KOLMANI OIL AND THE ENVIRONMENT
Oil explorers must guard against the failings in the Niger Delta
President Muhammadu Buhari was exultant last week at the ground-breaking ceremony of the Kolmani River oil and gas field, straddling Bauchi and Gombe States. This discovery and exploration will be the first in northern Nigeria after an attempt in the Borno region was aborted by insecurity. “We are pleased with the current discovery of over one billion barrels of oil reserves and 500 billion Cubic Feet of Gas within the Kolmani area and the huge potential for more deposits as we intensify exploration efforts”, the president said. “It is good to note that the discovery has now attracted investment for an end-to-end integrated development and monetisation of the hydrocarbon resources.”
While there are fundamental issues that need to be addressed, the immediate one is the situation in the Niger Delta as underscored by the United Nations Environmental Programme (UNEP). Against the background that Nigeria has failed to do the barest of works needed to protect the natural environment of the vastly swampy land of the region from where it had drilled and extracted oil in the past five decades, fears that the Northeast could be the next frontier of degradation are not misplaced. They are grounded on the country’s documented failings in the Niger Delta.

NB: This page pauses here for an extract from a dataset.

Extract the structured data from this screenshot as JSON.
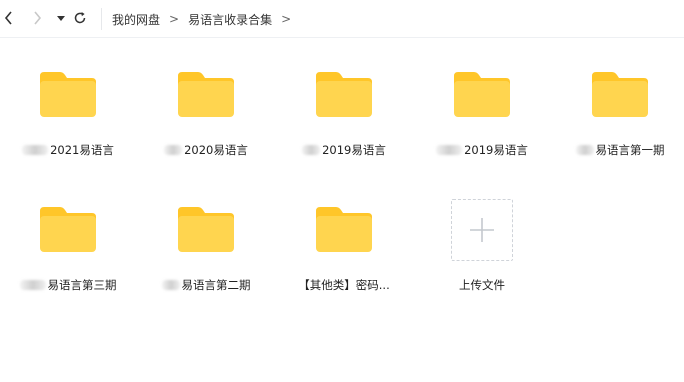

Since exploration and production began in the late 1950s, with oilfields and accompanying installations dotting the Niger Delta, leaks and spills from multiple factors including a lack of maintenance, and vandalism of facilities have left the natural environment of the region in ruins. We recall that at the request of the federal government, UNEP performed a major scientific assessment of the natural environment of Ogoniland, to find out how much oil production had impacted on the region’s ecosystem. After an assessment lasting 14 months the UNEP report published in 2017 established that pollution from over 50 years of oil production in the region had permeated beyond and deeper than what was thought.
More than 200 locations were assessed, 122 kilometres of pipeline rights of way surveyed, more than 5,000 medical records reviewed and over 23,000 people engaged at local community meetings to figure out what oil production had done to the region. In summary, UNEP found that the region’s ground water had been contaminated, resulting in an unprecedented public health challenge, dearth of vegetation, fishing, and agriculture. The report underscored the cycle of disdain for environmental processes and laws by oil producers and called for an immediate clean-up campaign to restore the environment, but nothing has happened so far.
No one, we assume, imagined that Nigeria would make a mess of the Niger Delta the way it has done when oil was first discovered there, and no one seems to be bothered about the possibility of this now that oil is found up north. We see and applaud the widespread euphoric soundbites. But we also think that it will be a joke to simply believe that Niger Delta will not happen again up north. Nigeria’s political elites have shown little or no reasons to be trusted. Their dedication to the country, or sense of judgement is debatable. And we fear that just as it is in the Niger Delta, the oil discovery up north may serve interests other than that of the people and their environment.
However, beyond words of mouth from the government, we would ask Nigerians to demand for a clear-cut environmental protection and accountability plan from the government and whoever it signs agreement with to drill and extract oil from fields in the north. Such a plan should equally be enforceable in courts of law.Besides, the federal government must take onboard lessons from failing in the Niger Delta as it turns to the Northeast for oil exploration.